What this task involves: Which lines of the records below contain the word "location"? Report each of them in full.

-------- Records for the task

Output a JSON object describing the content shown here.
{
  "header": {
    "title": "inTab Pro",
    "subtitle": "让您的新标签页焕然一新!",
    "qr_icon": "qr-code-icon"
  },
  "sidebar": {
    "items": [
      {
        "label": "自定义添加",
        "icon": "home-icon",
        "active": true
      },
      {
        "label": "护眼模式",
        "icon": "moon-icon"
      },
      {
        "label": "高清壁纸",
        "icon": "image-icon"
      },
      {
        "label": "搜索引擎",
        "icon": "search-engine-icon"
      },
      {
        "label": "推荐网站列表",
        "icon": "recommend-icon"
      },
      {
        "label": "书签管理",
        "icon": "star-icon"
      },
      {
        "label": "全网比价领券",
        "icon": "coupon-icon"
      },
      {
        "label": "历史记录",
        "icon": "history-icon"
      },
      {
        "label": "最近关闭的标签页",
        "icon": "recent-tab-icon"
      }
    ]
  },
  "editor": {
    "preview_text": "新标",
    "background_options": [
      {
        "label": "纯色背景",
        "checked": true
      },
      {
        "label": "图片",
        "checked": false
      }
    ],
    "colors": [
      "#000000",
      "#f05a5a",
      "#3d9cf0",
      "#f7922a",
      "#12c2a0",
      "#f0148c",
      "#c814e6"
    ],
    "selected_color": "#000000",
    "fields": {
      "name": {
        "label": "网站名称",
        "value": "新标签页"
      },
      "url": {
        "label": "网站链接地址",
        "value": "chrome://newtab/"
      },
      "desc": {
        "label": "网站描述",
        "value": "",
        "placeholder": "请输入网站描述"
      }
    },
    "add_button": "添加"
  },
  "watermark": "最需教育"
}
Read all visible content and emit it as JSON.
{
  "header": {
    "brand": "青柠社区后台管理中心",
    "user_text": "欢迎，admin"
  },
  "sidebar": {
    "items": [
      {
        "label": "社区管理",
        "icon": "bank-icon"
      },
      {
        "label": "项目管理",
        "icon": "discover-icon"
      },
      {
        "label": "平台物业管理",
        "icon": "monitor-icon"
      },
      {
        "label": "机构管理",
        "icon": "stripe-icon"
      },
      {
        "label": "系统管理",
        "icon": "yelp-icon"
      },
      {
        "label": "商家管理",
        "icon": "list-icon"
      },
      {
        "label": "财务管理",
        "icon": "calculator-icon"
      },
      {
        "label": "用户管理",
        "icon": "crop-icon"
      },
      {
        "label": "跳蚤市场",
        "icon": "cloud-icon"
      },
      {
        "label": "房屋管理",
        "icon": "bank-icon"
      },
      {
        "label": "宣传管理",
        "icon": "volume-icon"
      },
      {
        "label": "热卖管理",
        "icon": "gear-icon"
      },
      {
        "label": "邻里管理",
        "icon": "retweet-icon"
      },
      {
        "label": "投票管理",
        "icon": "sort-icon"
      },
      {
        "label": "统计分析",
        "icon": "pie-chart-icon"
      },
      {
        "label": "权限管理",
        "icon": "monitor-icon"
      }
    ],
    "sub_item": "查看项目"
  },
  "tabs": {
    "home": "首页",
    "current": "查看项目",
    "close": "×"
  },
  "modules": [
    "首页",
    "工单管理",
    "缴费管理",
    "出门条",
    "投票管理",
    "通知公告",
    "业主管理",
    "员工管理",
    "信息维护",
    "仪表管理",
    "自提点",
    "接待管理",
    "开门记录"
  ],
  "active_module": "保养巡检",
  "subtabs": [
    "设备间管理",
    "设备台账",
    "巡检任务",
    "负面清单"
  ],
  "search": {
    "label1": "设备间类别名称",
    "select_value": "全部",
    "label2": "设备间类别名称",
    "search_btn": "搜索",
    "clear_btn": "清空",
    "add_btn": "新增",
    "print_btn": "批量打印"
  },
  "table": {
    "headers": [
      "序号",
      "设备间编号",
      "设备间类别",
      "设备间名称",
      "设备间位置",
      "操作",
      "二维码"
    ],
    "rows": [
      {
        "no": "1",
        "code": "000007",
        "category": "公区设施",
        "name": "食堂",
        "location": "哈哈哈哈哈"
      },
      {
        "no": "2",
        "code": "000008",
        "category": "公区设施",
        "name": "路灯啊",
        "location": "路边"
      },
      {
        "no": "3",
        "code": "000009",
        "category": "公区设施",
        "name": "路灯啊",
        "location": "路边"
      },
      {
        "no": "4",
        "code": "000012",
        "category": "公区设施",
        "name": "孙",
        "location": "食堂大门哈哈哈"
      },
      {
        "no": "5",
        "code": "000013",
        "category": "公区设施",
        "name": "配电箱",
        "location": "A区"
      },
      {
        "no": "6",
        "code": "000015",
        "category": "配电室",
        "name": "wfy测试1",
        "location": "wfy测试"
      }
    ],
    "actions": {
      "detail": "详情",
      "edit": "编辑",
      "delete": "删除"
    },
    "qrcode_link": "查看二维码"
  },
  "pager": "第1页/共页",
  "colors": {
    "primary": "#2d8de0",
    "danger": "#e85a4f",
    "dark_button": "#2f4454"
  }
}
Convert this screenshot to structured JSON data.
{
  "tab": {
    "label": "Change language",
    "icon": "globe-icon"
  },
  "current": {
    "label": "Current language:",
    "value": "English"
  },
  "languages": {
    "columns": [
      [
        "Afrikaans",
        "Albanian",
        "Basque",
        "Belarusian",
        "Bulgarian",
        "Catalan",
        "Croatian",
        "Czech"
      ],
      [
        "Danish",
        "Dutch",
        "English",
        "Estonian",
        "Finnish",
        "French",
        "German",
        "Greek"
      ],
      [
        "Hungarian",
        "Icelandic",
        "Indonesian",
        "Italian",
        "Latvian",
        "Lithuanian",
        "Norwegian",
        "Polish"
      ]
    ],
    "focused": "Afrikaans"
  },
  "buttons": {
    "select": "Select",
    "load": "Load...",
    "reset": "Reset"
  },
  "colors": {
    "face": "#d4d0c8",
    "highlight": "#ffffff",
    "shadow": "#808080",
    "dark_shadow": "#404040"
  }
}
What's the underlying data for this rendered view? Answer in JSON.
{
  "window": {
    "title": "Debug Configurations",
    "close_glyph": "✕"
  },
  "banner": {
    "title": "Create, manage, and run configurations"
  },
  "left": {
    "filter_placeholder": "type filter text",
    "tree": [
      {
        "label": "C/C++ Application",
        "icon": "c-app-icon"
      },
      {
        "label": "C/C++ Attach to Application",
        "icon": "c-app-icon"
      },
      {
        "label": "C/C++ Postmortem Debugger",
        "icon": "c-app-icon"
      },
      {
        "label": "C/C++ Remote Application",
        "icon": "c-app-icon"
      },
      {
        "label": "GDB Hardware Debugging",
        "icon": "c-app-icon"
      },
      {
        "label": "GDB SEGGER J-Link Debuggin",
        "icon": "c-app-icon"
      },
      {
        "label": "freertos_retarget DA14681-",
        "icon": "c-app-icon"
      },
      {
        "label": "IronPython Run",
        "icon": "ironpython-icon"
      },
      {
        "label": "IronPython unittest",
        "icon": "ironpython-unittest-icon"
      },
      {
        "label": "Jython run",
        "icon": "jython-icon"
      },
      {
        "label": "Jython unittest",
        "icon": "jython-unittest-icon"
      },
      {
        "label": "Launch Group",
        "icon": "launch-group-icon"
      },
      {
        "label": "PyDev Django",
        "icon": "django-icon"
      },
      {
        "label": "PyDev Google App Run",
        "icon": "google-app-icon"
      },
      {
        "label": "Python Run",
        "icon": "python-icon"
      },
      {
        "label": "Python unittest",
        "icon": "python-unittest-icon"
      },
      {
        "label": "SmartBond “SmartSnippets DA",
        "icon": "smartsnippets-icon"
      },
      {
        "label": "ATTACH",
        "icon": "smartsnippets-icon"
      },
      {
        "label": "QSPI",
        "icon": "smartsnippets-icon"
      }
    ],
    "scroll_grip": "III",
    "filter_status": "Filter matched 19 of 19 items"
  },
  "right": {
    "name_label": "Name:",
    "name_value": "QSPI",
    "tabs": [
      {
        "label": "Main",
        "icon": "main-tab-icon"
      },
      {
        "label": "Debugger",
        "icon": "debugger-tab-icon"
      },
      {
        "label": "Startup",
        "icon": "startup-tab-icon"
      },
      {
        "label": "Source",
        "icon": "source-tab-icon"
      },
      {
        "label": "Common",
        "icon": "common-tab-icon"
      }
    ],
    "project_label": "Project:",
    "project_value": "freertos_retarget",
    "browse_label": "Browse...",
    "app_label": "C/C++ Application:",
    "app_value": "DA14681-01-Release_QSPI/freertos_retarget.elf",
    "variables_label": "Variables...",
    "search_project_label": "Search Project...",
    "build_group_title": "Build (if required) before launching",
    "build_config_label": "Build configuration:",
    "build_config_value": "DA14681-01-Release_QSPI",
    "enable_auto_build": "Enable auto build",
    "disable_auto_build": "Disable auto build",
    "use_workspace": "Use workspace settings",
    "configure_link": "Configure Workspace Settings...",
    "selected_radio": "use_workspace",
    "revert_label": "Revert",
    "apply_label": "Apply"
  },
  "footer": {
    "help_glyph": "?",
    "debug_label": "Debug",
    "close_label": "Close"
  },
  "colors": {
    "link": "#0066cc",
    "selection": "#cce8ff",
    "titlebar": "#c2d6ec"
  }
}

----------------

Solution for this task:
        "location": "哈哈哈哈哈"
        "location": "路边"
        "location": "路边"
        "location": "食堂大门哈哈哈"
        "location": "A区"
        "location": "wfy测试"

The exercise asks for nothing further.